Victoria Jackson is a Doctoral Researcher in the History Department at the University of Birmingham.
As the nights draw in and the weather grows colder, we’re inclined to stay indoors and revel in the comforts of our home: snuggling up in front of a fire, reading a good book, and perhaps even indulging in certain comfort foods like that traditional staple of the English diet, cheese on toast. But, have you ever wondered how someone like Shakespeare would have prepared his cheese on toast without the use of a modern-day oven? (Ok, maybe you haven’t wondered this!) But, how did people living in the 16th and 17th centuries toast bread or buns, and how did they make those toasty cheese sandwiches we enjoy today?
People in the middling or upper levels of society used a toasting fork, sometimes called a toasting iron, which was a long-handled fork, usually between 40 and 60 centimetres in length, that could heat or toast food in front of an open fire. This wrought iron toasting fork held in the Shakespeare Birthplace Trust's collections dates to sometime in the seventeenth century and is 51 centimetres in length. Its fork end consists of three prongs, with the central prong curved to allow slices of bread, cheese or meat, and perhaps even slices of apple, to be toasted together. When the toasting fork was not being used it could be hung up next to the fire by its suspension ring found on the opposite end, on top of the handle.
Although this one in the Shakespeare Birthplace Trust is unadorned, toasting forks could be decorated with precious materials like silver and gilt, engraved designs and inscriptions. A silver-mounted toasting fork held in the Victoria & Albert Museum, incorporates a border of acanthus leaves decorating its shaft, silver eagle heads affixed to the fork end, and an engraved ‘R’ on the handle, thought to be the owner’s initial. An earlier toasting fork, also held in the V&A, includes a dedication from its donor, “Evan Lloyd’s gift from his mother, 1669.”
Shakespeare mentions toasting irons, comparing them to swords:
Put up thy sword betime,
Or I’ll so maul you and your toasting-iron
(King John, 4.3.98-9).
In these lines from King John, ‘the bastard’ Philip Faulconbridge compares the Earl of Salisbury’s sword to a toasting iron, suggesting that his sword is used only for toasting bread and cheese over the fire.
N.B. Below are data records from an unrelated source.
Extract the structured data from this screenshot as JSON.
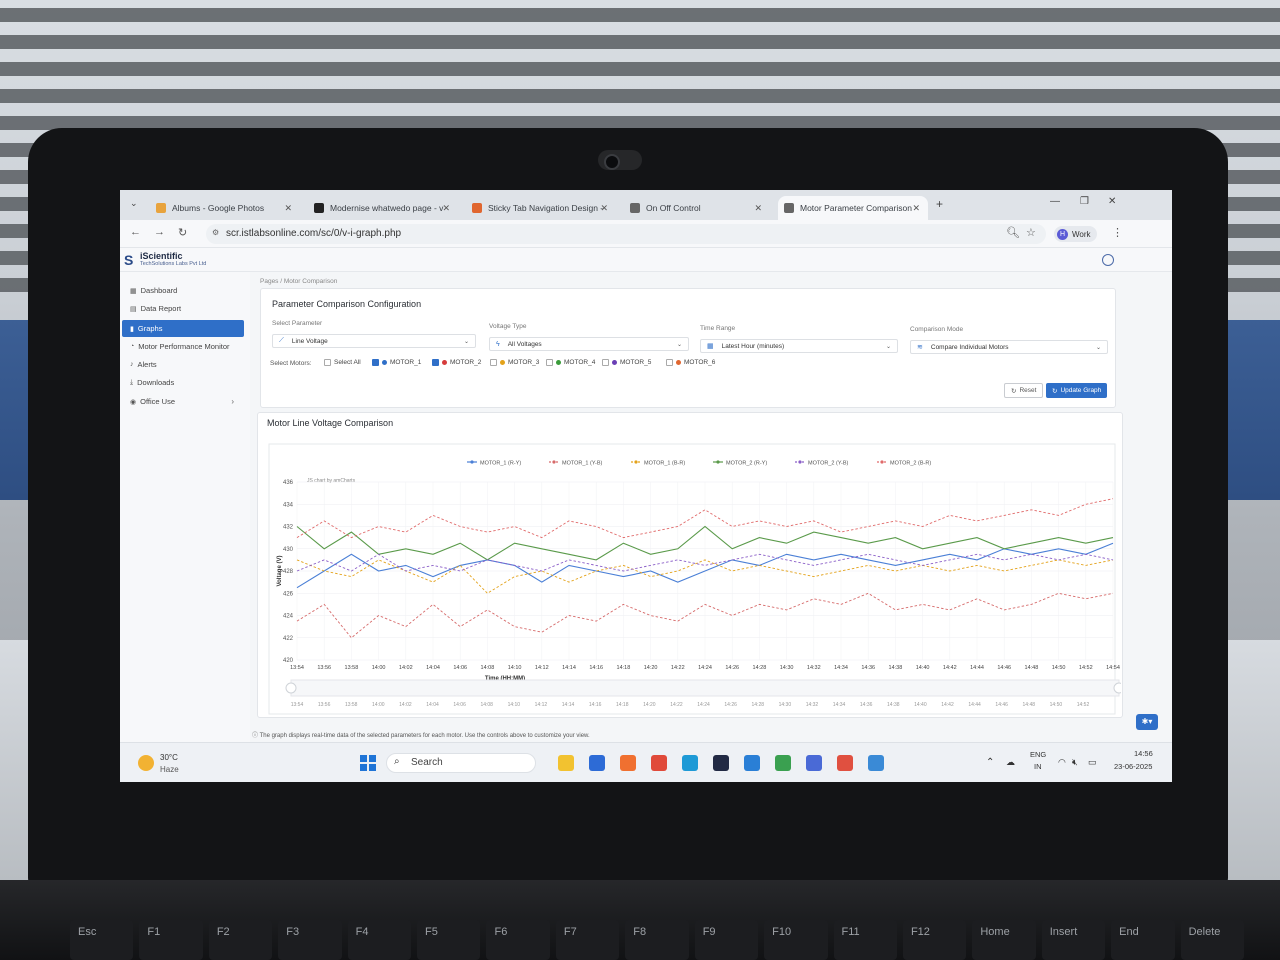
{
  "browser": {
    "tabs": [
      {
        "label": "Albums - Google Photos",
        "color": "#e8a33d"
      },
      {
        "label": "Modernise whatwedo page - v",
        "color": "#222222"
      },
      {
        "label": "Sticky Tab Navigation Design -",
        "color": "#e0662f"
      },
      {
        "label": "On Off Control",
        "color": "#666666"
      },
      {
        "label": "Motor Parameter Comparison",
        "color": "#666666",
        "active": true
      }
    ],
    "url": "scr.istlabsonline.com/sc/0/v-i-graph.php",
    "profile": {
      "initial": "H",
      "label": "Work"
    }
  },
  "app": {
    "logo_name": "iScientific",
    "logo_sub": "TechSolutions Labs Pvt Ltd"
  },
  "sidebar": {
    "items": [
      {
        "label": "Dashboard",
        "icon": "grid-icon"
      },
      {
        "label": "Data Report",
        "icon": "table-icon"
      },
      {
        "label": "Graphs",
        "icon": "bar-chart-icon",
        "active": true
      },
      {
        "label": "Motor Performance Monitor",
        "icon": "gauge-icon"
      },
      {
        "label": "Alerts",
        "icon": "bell-icon"
      },
      {
        "label": "Downloads",
        "icon": "download-icon"
      },
      {
        "label": "Office Use",
        "icon": "office-icon"
      }
    ]
  },
  "breadcrumb": "Pages  /  Motor Comparison",
  "config": {
    "title": "Parameter Comparison Configuration",
    "parameter_label": "Select Parameter",
    "parameter_value": "Line Voltage",
    "voltage_label": "Voltage Type",
    "voltage_value": "All Voltages",
    "time_label": "Time Range",
    "time_value": "Latest Hour (minutes)",
    "mode_label": "Comparison Mode",
    "mode_value": "Compare Individual Motors",
    "motors_label": "Select Motors:",
    "select_all": "Select All",
    "motors": [
      {
        "label": "MOTOR_1",
        "color": "#2f6fc8",
        "checked": true
      },
      {
        "label": "MOTOR_2",
        "color": "#d63b3b",
        "checked": true
      },
      {
        "label": "MOTOR_3",
        "color": "#e3a21a",
        "checked": false
      },
      {
        "label": "MOTOR_4",
        "color": "#3a9b3a",
        "checked": false
      },
      {
        "label": "MOTOR_5",
        "color": "#6a3fb5",
        "checked": false
      },
      {
        "label": "MOTOR_6",
        "color": "#e0662f",
        "checked": false
      }
    ],
    "reset_label": "Reset",
    "update_label": "Update Graph"
  },
  "chart_card": {
    "title": "Motor Line Voltage Comparison"
  },
  "chart_data": {
    "type": "line",
    "watermark": "JS chart by amCharts",
    "ylabel": "Voltage (V)",
    "xlabel": "Time (HH:MM)",
    "ylim": [
      420,
      436
    ],
    "yticks": [
      420,
      422,
      424,
      426,
      428,
      430,
      432,
      434,
      436
    ],
    "categories": [
      "13:54",
      "13:56",
      "13:58",
      "14:00",
      "14:02",
      "14:04",
      "14:06",
      "14:08",
      "14:10",
      "14:12",
      "14:14",
      "14:16",
      "14:18",
      "14:20",
      "14:22",
      "14:24",
      "14:26",
      "14:28",
      "14:30",
      "14:32",
      "14:34",
      "14:36",
      "14:38",
      "14:40",
      "14:42",
      "14:44",
      "14:46",
      "14:48",
      "14:50",
      "14:52",
      "14:54"
    ],
    "series": [
      {
        "name": "MOTOR_1 (R-Y)",
        "color": "#4a7fd6",
        "dash": false,
        "values": [
          426.5,
          428,
          429.5,
          428,
          428.5,
          427.5,
          428.5,
          429,
          428.5,
          427,
          428.5,
          428,
          427.5,
          428,
          427,
          428,
          429,
          428.5,
          429.5,
          429,
          429.5,
          429,
          428.5,
          429,
          429.5,
          429,
          430,
          429.5,
          430,
          429.5,
          430.5
        ]
      },
      {
        "name": "MOTOR_1 (Y-B)",
        "color": "#d66a6a",
        "dash": true,
        "values": [
          423.5,
          425,
          422,
          424,
          423,
          425,
          423,
          424.5,
          423,
          422.5,
          424,
          423.5,
          425,
          424,
          423.5,
          425,
          424,
          425,
          424.5,
          425.5,
          425,
          426,
          424.5,
          425,
          424.5,
          425.5,
          424.5,
          425,
          426,
          425.5,
          426
        ]
      },
      {
        "name": "MOTOR_1 (B-R)",
        "color": "#e3a21a",
        "dash": true,
        "values": [
          429,
          428,
          427.5,
          429,
          428,
          427,
          428.5,
          426,
          427.5,
          428,
          427,
          428,
          428.5,
          427.5,
          428,
          429,
          428,
          428.5,
          428,
          427.5,
          428,
          428.5,
          428,
          428.5,
          428,
          428.5,
          428,
          428.5,
          429,
          428.5,
          429
        ]
      },
      {
        "name": "MOTOR_2 (R-Y)",
        "color": "#5a9a4a",
        "dash": false,
        "values": [
          432,
          430,
          431.5,
          429.5,
          430,
          429.5,
          430.5,
          429,
          430.5,
          430,
          429.5,
          429,
          430.5,
          429.5,
          430,
          432,
          430,
          431,
          430.5,
          431.5,
          431,
          430.5,
          431,
          430,
          430.5,
          431,
          430,
          430.5,
          431,
          430.5,
          431
        ]
      },
      {
        "name": "MOTOR_2 (Y-B)",
        "color": "#8b5fc8",
        "dash": true,
        "values": [
          428,
          429,
          428,
          429.5,
          428,
          428.5,
          428,
          429,
          428.5,
          428,
          429,
          428.5,
          428,
          428.5,
          429,
          428.5,
          429,
          429.5,
          429,
          428.5,
          429,
          429.5,
          429,
          428.5,
          429,
          429.5,
          429,
          429.5,
          429,
          429.5,
          429
        ]
      },
      {
        "name": "MOTOR_2 (B-R)",
        "color": "#e06a6a",
        "dash": true,
        "values": [
          431,
          432.5,
          431,
          432,
          431.5,
          433,
          432,
          431.5,
          432,
          431,
          432.5,
          432,
          431,
          431.5,
          432,
          433.5,
          432,
          432.5,
          432,
          432.5,
          431.5,
          432,
          432.5,
          432,
          433,
          432.5,
          433,
          433.5,
          433,
          434,
          434.5
        ]
      }
    ],
    "navigator_labels": [
      "13:54",
      "13:56",
      "13:58",
      "14:00",
      "14:02",
      "14:04",
      "14:06",
      "14:08",
      "14:10",
      "14:12",
      "14:14",
      "14:16",
      "14:18",
      "14:20",
      "14:22",
      "14:24",
      "14:26",
      "14:28",
      "14:30",
      "14:32",
      "14:34",
      "14:36",
      "14:38",
      "14:40",
      "14:42",
      "14:44",
      "14:46",
      "14:48",
      "14:50",
      "14:52"
    ],
    "legend_position": "top-center",
    "grid": true
  },
  "note": "The graph displays real-time data of the selected parameters for each motor. Use the controls above to customize your view.",
  "taskbar": {
    "weather_temp": "30°C",
    "weather_cond": "Haze",
    "search_label": "Search",
    "lang": "ENG",
    "region": "IN",
    "time": "14:56",
    "date": "23-06-2025"
  },
  "keyboard": {
    "keys": [
      "Esc",
      "F1",
      "F2",
      "F3",
      "F4",
      "F5",
      "F6",
      "F7",
      "F8",
      "F9",
      "F10",
      "F11",
      "F12",
      "Home",
      "Insert",
      "End",
      "Delete"
    ]
  }
}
Swords and toasting forks are also compared in Henry V, when Nym, a corporal, says, “I dare not fight; but I will wink and hold out mine iron: it is a simple one…it will toast cheese, and it will endure cold as another man's sword will” (2.1.7-9).